Assigned task: Wherever the word "type" appears in a line below, that line counts; report the total number of such lines only.

**** Input records

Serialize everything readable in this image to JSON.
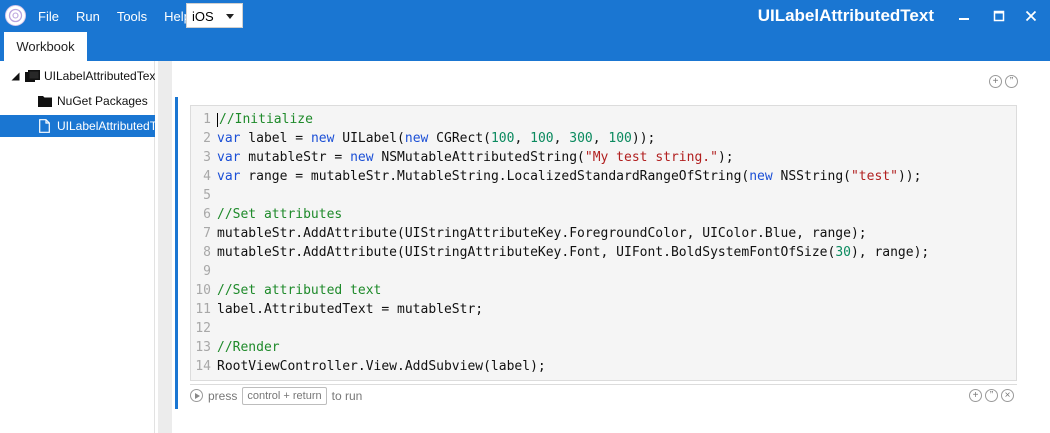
{
  "titlebar": {
    "menu": [
      "File",
      "Run",
      "Tools",
      "Help"
    ],
    "platform_selected": "iOS",
    "window_title": "UILabelAttributedText"
  },
  "tabs": [
    {
      "label": "Workbook"
    }
  ],
  "sidebar": {
    "items": [
      {
        "label": "UILabelAttributedText",
        "type": "workbook",
        "expanded": true
      },
      {
        "label": "NuGet Packages",
        "type": "folder"
      },
      {
        "label": "UILabelAttributedText",
        "type": "file",
        "selected": true
      }
    ]
  },
  "editor": {
    "lines": [
      {
        "n": "1",
        "tokens": [
          {
            "t": "//Initialize",
            "c": "cm"
          }
        ]
      },
      {
        "n": "2",
        "tokens": [
          {
            "t": "var",
            "c": "kw"
          },
          {
            "t": " label = ",
            "c": "code"
          },
          {
            "t": "new",
            "c": "kw"
          },
          {
            "t": " UILabel(",
            "c": "code"
          },
          {
            "t": "new",
            "c": "kw"
          },
          {
            "t": " CGRect(",
            "c": "code"
          },
          {
            "t": "100",
            "c": "num"
          },
          {
            "t": ", ",
            "c": "code"
          },
          {
            "t": "100",
            "c": "num"
          },
          {
            "t": ", ",
            "c": "code"
          },
          {
            "t": "300",
            "c": "num"
          },
          {
            "t": ", ",
            "c": "code"
          },
          {
            "t": "100",
            "c": "num"
          },
          {
            "t": "));",
            "c": "code"
          }
        ]
      },
      {
        "n": "3",
        "tokens": [
          {
            "t": "var",
            "c": "kw"
          },
          {
            "t": " mutableStr = ",
            "c": "code"
          },
          {
            "t": "new",
            "c": "kw"
          },
          {
            "t": " NSMutableAttributedString(",
            "c": "code"
          },
          {
            "t": "\"My test string.\"",
            "c": "str"
          },
          {
            "t": ");",
            "c": "code"
          }
        ]
      },
      {
        "n": "4",
        "tokens": [
          {
            "t": "var",
            "c": "kw"
          },
          {
            "t": " range = mutableStr.MutableString.LocalizedStandardRangeOfString(",
            "c": "code"
          },
          {
            "t": "new",
            "c": "kw"
          },
          {
            "t": " NSString(",
            "c": "code"
          },
          {
            "t": "\"test\"",
            "c": "str"
          },
          {
            "t": "));",
            "c": "code"
          }
        ]
      },
      {
        "n": "5",
        "tokens": []
      },
      {
        "n": "6",
        "tokens": [
          {
            "t": "//Set attributes",
            "c": "cm"
          }
        ]
      },
      {
        "n": "7",
        "tokens": [
          {
            "t": "mutableStr.AddAttribute(UIStringAttributeKey.ForegroundColor, UIColor.Blue, range);",
            "c": "code"
          }
        ]
      },
      {
        "n": "8",
        "tokens": [
          {
            "t": "mutableStr.AddAttribute(UIStringAttributeKey.Font, UIFont.BoldSystemFontOfSize(",
            "c": "code"
          },
          {
            "t": "30",
            "c": "num"
          },
          {
            "t": "), range);",
            "c": "code"
          }
        ]
      },
      {
        "n": "9",
        "tokens": []
      },
      {
        "n": "10",
        "tokens": [
          {
            "t": "//Set attributed text",
            "c": "cm"
          }
        ]
      },
      {
        "n": "11",
        "tokens": [
          {
            "t": "label.AttributedText = mutableStr;",
            "c": "code"
          }
        ]
      },
      {
        "n": "12",
        "tokens": []
      },
      {
        "n": "13",
        "tokens": [
          {
            "t": "//Render",
            "c": "cm"
          }
        ]
      },
      {
        "n": "14",
        "tokens": [
          {
            "t": "RootViewController.View.AddSubview(label);",
            "c": "code"
          }
        ]
      }
    ]
  },
  "footer": {
    "press_label": "press",
    "key_label": "control + return",
    "run_label": "to run"
  },
  "colors": {
    "accent": "#1a76d2",
    "keyword": "#1b4fd6",
    "number": "#0b8a5f",
    "string": "#b11f1f",
    "comment": "#1e8a2a"
  }
}
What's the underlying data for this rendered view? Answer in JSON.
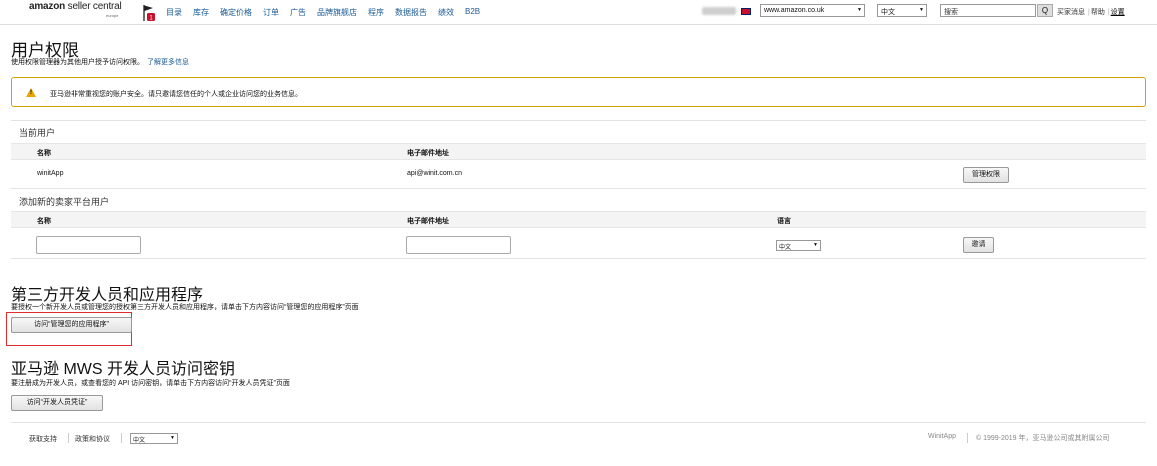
{
  "nav": {
    "logo": "amazon",
    "logo_suffix": "seller central",
    "logo_region": "europe",
    "notification_count": "1",
    "items": [
      "目录",
      "库存",
      "确定价格",
      "订单",
      "广告",
      "品牌旗舰店",
      "程序",
      "数据报告",
      "绩效",
      "B2B"
    ],
    "marketplace": "www.amazon.co.uk",
    "language": "中文",
    "search_placeholder": "搜索",
    "search_button": "Q",
    "links": [
      "买家消息",
      "帮助",
      "设置"
    ]
  },
  "page": {
    "title": "用户权限",
    "description": "使用权限管理器为其他用户授予访问权限。",
    "learn_more": "了解更多信息",
    "alert": "亚马逊非常重视您的账户安全。请只邀请您信任的个人或企业访问您的业务信息。"
  },
  "current_users": {
    "label": "当前用户",
    "col_name": "名称",
    "col_email": "电子邮件地址",
    "rows": [
      {
        "name": "winitApp",
        "email": "api@winit.com.cn",
        "action": "管理权限"
      }
    ]
  },
  "add_user": {
    "label": "添加新的卖家平台用户",
    "col_name": "名称",
    "col_email": "电子邮件地址",
    "col_lang": "语言",
    "lang_value": "中文",
    "invite_button": "邀请"
  },
  "third_party": {
    "title": "第三方开发人员和应用程序",
    "description": "要授权一个新开发人员或管理您的授权第三方开发人员和应用程序，请单击下方内容访问“管理您的应用程序”页面",
    "button": "访问“管理您的应用程序”"
  },
  "mws": {
    "title": "亚马逊 MWS 开发人员访问密钥",
    "description": "要注册成为开发人员，或查看您的 API 访问密钥，请单击下方内容访问“开发人员凭证”页面",
    "button": "访问“开发人员凭证”"
  },
  "footer": {
    "links": [
      "获取支持",
      "政策和协议"
    ],
    "language": "中文",
    "app_name": "WinitApp",
    "copyright": "© 1999-2019 年，亚马逊公司或其附属公司"
  }
}
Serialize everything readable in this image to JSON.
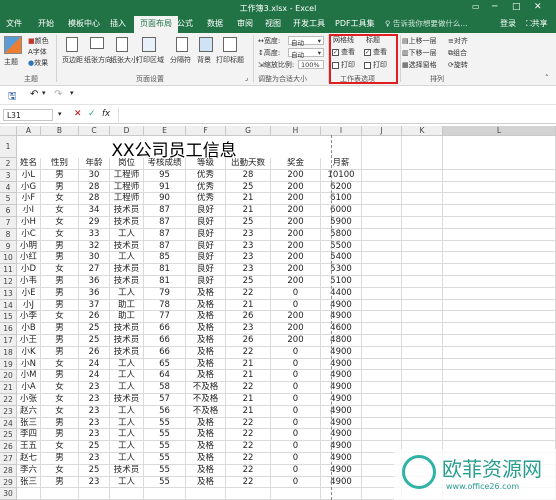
{
  "app": {
    "doc_title": "工作簿3.xlsx - Excel",
    "login": "登录",
    "share": "共享",
    "tabs": [
      "文件",
      "开始",
      "模板中心",
      "插入",
      "页面布局",
      "公式",
      "数据",
      "审阅",
      "视图",
      "开发工具",
      "PDF工具集"
    ],
    "active_tab": "页面布局",
    "tell_me": "告诉我你想要做什么..."
  },
  "ribbon": {
    "themes": {
      "main": "主题",
      "colors": "颜色",
      "fonts": "字体",
      "effects": "效果",
      "group": "主题"
    },
    "page_setup": {
      "items": [
        "页边距",
        "纸张方向",
        "纸张大小",
        "打印区域",
        "分隔符",
        "背景",
        "打印标题"
      ],
      "group": "页面设置"
    },
    "scale": {
      "width_label": "宽度:",
      "width_value": "自动",
      "height_label": "高度:",
      "height_value": "自动",
      "zoom_label": "缩放比例:",
      "zoom_value": "100%",
      "group": "调整为合适大小"
    },
    "sheet_options": {
      "gridlines": "网格线",
      "headings": "标题",
      "view": "查看",
      "print": "打印",
      "view_gridlines_checked": true,
      "view_headings_checked": true,
      "print_gridlines_checked": false,
      "print_headings_checked": false,
      "group": "工作表选项"
    },
    "arrange": {
      "forward": "上移一层",
      "backward": "下移一层",
      "selection_pane": "选择窗格",
      "align": "对齐",
      "group_btn": "组合",
      "rotate": "旋转",
      "group": "排列"
    }
  },
  "formula_bar": {
    "name_box": "L31",
    "fx": "fx",
    "value": ""
  },
  "grid": {
    "columns": [
      "A",
      "B",
      "C",
      "D",
      "E",
      "F",
      "G",
      "H",
      "I",
      "J",
      "K",
      "L"
    ],
    "active_column": "L",
    "row_numbers": [
      "1",
      "2",
      "3",
      "4",
      "5",
      "6",
      "7",
      "8",
      "9",
      "10",
      "11",
      "12",
      "13",
      "14",
      "15",
      "16",
      "17",
      "18",
      "19",
      "20",
      "21",
      "22",
      "23",
      "24",
      "25",
      "26",
      "27",
      "28",
      "29",
      "30"
    ],
    "title": "XX公司员工信息",
    "headers": [
      "姓名",
      "性别",
      "年龄",
      "岗位",
      "考核成绩",
      "等级",
      "出勤天数",
      "奖金",
      "月薪"
    ],
    "rows": [
      [
        "小L",
        "男",
        "30",
        "工程师",
        "95",
        "优秀",
        "28",
        "200",
        "10100"
      ],
      [
        "小G",
        "男",
        "28",
        "工程师",
        "91",
        "优秀",
        "25",
        "200",
        "6200"
      ],
      [
        "小F",
        "女",
        "28",
        "工程师",
        "90",
        "优秀",
        "21",
        "200",
        "6100"
      ],
      [
        "小I",
        "女",
        "34",
        "技术员",
        "87",
        "良好",
        "21",
        "200",
        "6000"
      ],
      [
        "小H",
        "女",
        "29",
        "技术员",
        "87",
        "良好",
        "25",
        "200",
        "5900"
      ],
      [
        "小C",
        "女",
        "33",
        "工人",
        "87",
        "良好",
        "23",
        "200",
        "5800"
      ],
      [
        "小明",
        "男",
        "32",
        "技术员",
        "87",
        "良好",
        "23",
        "200",
        "5500"
      ],
      [
        "小红",
        "男",
        "30",
        "工人",
        "85",
        "良好",
        "23",
        "200",
        "5400"
      ],
      [
        "小D",
        "女",
        "27",
        "技术员",
        "81",
        "良好",
        "23",
        "200",
        "5300"
      ],
      [
        "小韦",
        "男",
        "36",
        "技术员",
        "81",
        "良好",
        "25",
        "200",
        "5100"
      ],
      [
        "小E",
        "男",
        "36",
        "工人",
        "79",
        "及格",
        "22",
        "0",
        "4400"
      ],
      [
        "小J",
        "男",
        "37",
        "助工",
        "78",
        "及格",
        "21",
        "0",
        "4900"
      ],
      [
        "小李",
        "女",
        "26",
        "助工",
        "77",
        "及格",
        "26",
        "200",
        "4900"
      ],
      [
        "小B",
        "男",
        "25",
        "技术员",
        "66",
        "及格",
        "23",
        "200",
        "4600"
      ],
      [
        "小王",
        "男",
        "25",
        "技术员",
        "66",
        "及格",
        "26",
        "200",
        "4800"
      ],
      [
        "小K",
        "男",
        "26",
        "技术员",
        "66",
        "及格",
        "22",
        "0",
        "4900"
      ],
      [
        "小N",
        "女",
        "24",
        "工人",
        "65",
        "及格",
        "21",
        "0",
        "4900"
      ],
      [
        "小M",
        "男",
        "24",
        "工人",
        "64",
        "及格",
        "21",
        "0",
        "4900"
      ],
      [
        "小A",
        "女",
        "23",
        "工人",
        "58",
        "不及格",
        "22",
        "0",
        "4900"
      ],
      [
        "小张",
        "女",
        "23",
        "技术员",
        "57",
        "不及格",
        "21",
        "0",
        "4900"
      ],
      [
        "赵六",
        "女",
        "23",
        "工人",
        "56",
        "不及格",
        "21",
        "0",
        "4900"
      ],
      [
        "张三",
        "男",
        "23",
        "工人",
        "55",
        "及格",
        "22",
        "0",
        "4900"
      ],
      [
        "李四",
        "男",
        "23",
        "工人",
        "55",
        "及格",
        "22",
        "0",
        "4900"
      ],
      [
        "王五",
        "女",
        "25",
        "工人",
        "55",
        "及格",
        "22",
        "0",
        "4900"
      ],
      [
        "赵七",
        "男",
        "23",
        "工人",
        "55",
        "及格",
        "22",
        "0",
        "4900"
      ],
      [
        "李六",
        "女",
        "25",
        "技术员",
        "55",
        "及格",
        "22",
        "0",
        "4900"
      ],
      [
        "张三",
        "男",
        "23",
        "工人",
        "55",
        "及格",
        "22",
        "0",
        "4900"
      ]
    ]
  },
  "watermark": {
    "text": "欧菲资源网",
    "url": "www.office26.com"
  },
  "colors": {
    "excel_green": "#217346",
    "highlight_red": "#e02020"
  }
}
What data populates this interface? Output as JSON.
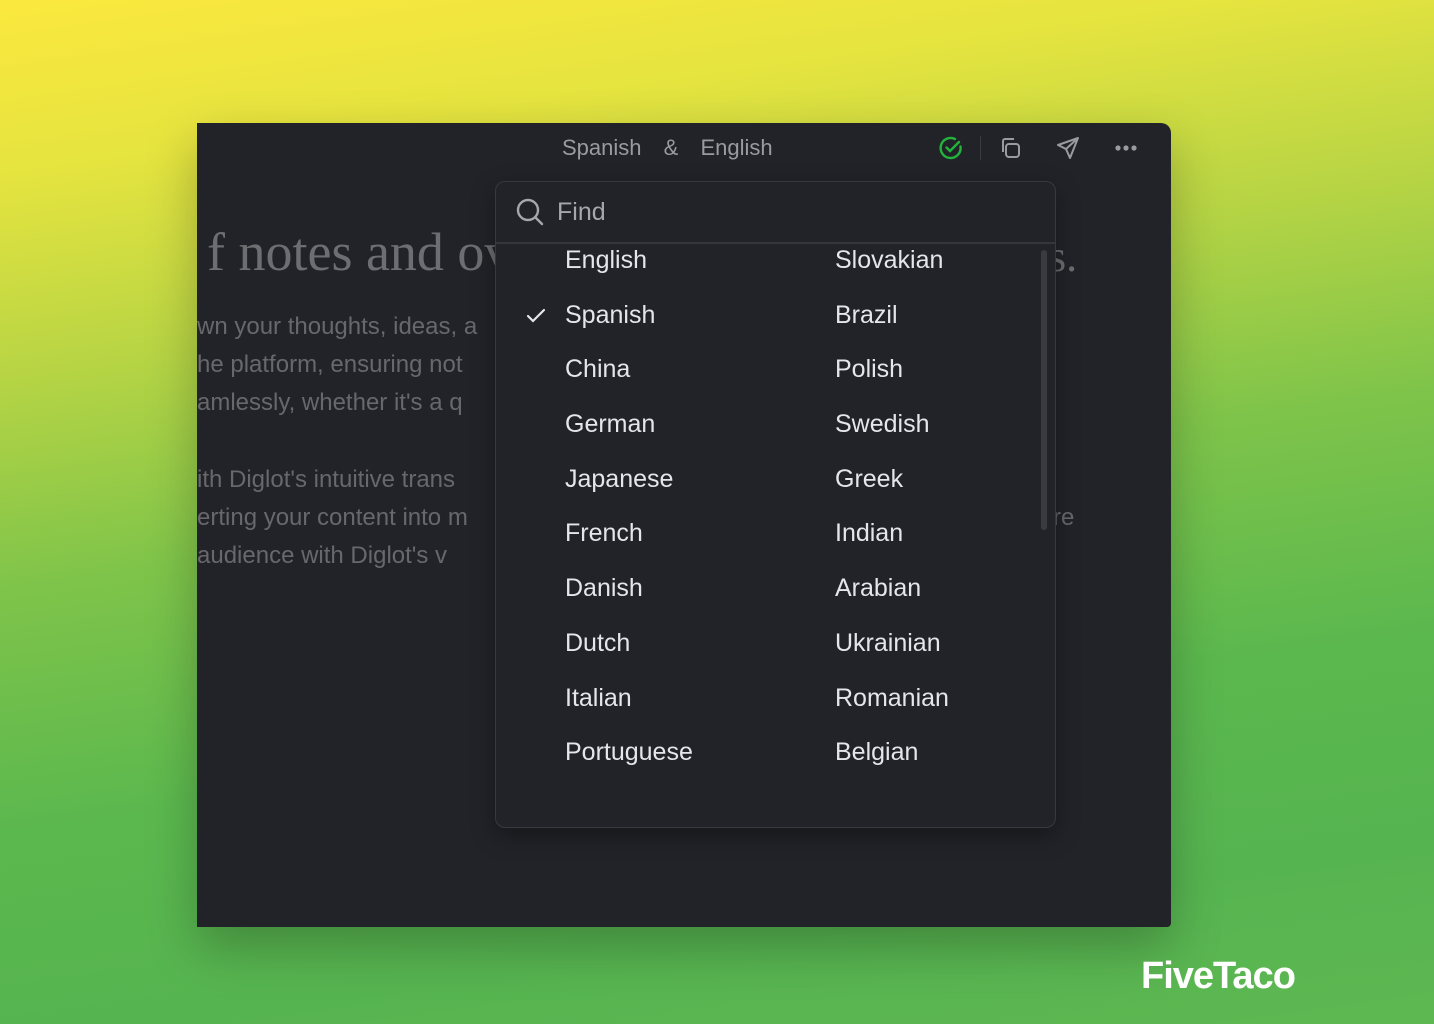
{
  "header": {
    "source_lang": "Spanish",
    "separator": "&",
    "target_lang": "English"
  },
  "toolbar": {
    "icons": [
      "check-circle-icon",
      "copy-icon",
      "send-icon",
      "more-icon"
    ],
    "status_color": "#22b43a"
  },
  "background_doc": {
    "heading_left": "f notes and ov",
    "heading_right": "s.",
    "lines": [
      "wn your thoughts, ideas, a",
      "he platform, ensuring not",
      "amlessly, whether it's a q",
      "ith Diglot's intuitive trans",
      "erting your content into m",
      " audience with Diglot's v"
    ],
    "line_right": "re"
  },
  "dropdown": {
    "search_placeholder": "Find",
    "selected": "Spanish",
    "languages_col1": [
      "English",
      "Spanish",
      "China",
      "German",
      "Japanese",
      "French",
      "Danish",
      "Dutch",
      "Italian",
      "Portuguese"
    ],
    "languages_col2": [
      "Slovakian",
      "Brazil",
      "Polish",
      "Swedish",
      "Greek",
      "Indian",
      "Arabian",
      "Ukrainian",
      "Romanian",
      "Belgian"
    ]
  },
  "brand": "FiveTaco"
}
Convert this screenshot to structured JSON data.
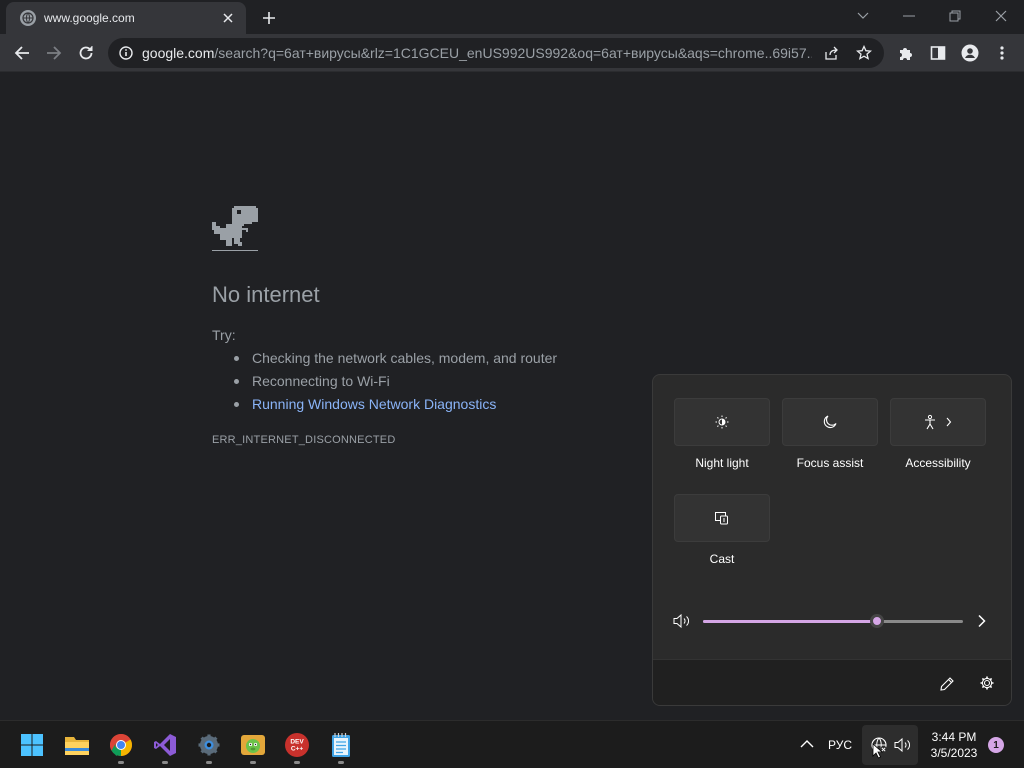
{
  "browser": {
    "tab": {
      "title": "www.google.com",
      "close_icon": "close-icon"
    },
    "new_tab_icon": "plus-icon",
    "window_controls": [
      "chevron-down-icon",
      "minimize-icon",
      "restore-icon",
      "close-icon"
    ],
    "omnibox": {
      "url_host": "google.com",
      "url_rest": "/search?q=6ат+вирусы&rlz=1C1GCEU_enUS992US992&oq=6ат+вирусы&aqs=chrome..69i57..."
    }
  },
  "page": {
    "title": "No internet",
    "try_label": "Try:",
    "suggestions": [
      "Checking the network cables, modem, and router",
      "Reconnecting to Wi-Fi",
      "Running Windows Network Diagnostics"
    ],
    "error_code": "ERR_INTERNET_DISCONNECTED"
  },
  "quick_settings": {
    "tiles": [
      {
        "label": "Night light",
        "icon": "brightness-icon"
      },
      {
        "label": "Focus assist",
        "icon": "moon-icon"
      },
      {
        "label": "Accessibility",
        "icon": "accessibility-icon"
      },
      {
        "label": "Cast",
        "icon": "cast-icon"
      }
    ],
    "volume_level": 0.67,
    "accent": "#d5a6e6"
  },
  "taskbar": {
    "apps": [
      "start",
      "file-explorer",
      "chrome",
      "visual-studio",
      "settings",
      "game",
      "dev-cpp",
      "notepad"
    ],
    "devcpp_label": "DEV C++",
    "language": "РУС",
    "time": "3:44 PM",
    "date": "3/5/2023",
    "notification_count": "1"
  }
}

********

Final answer: 3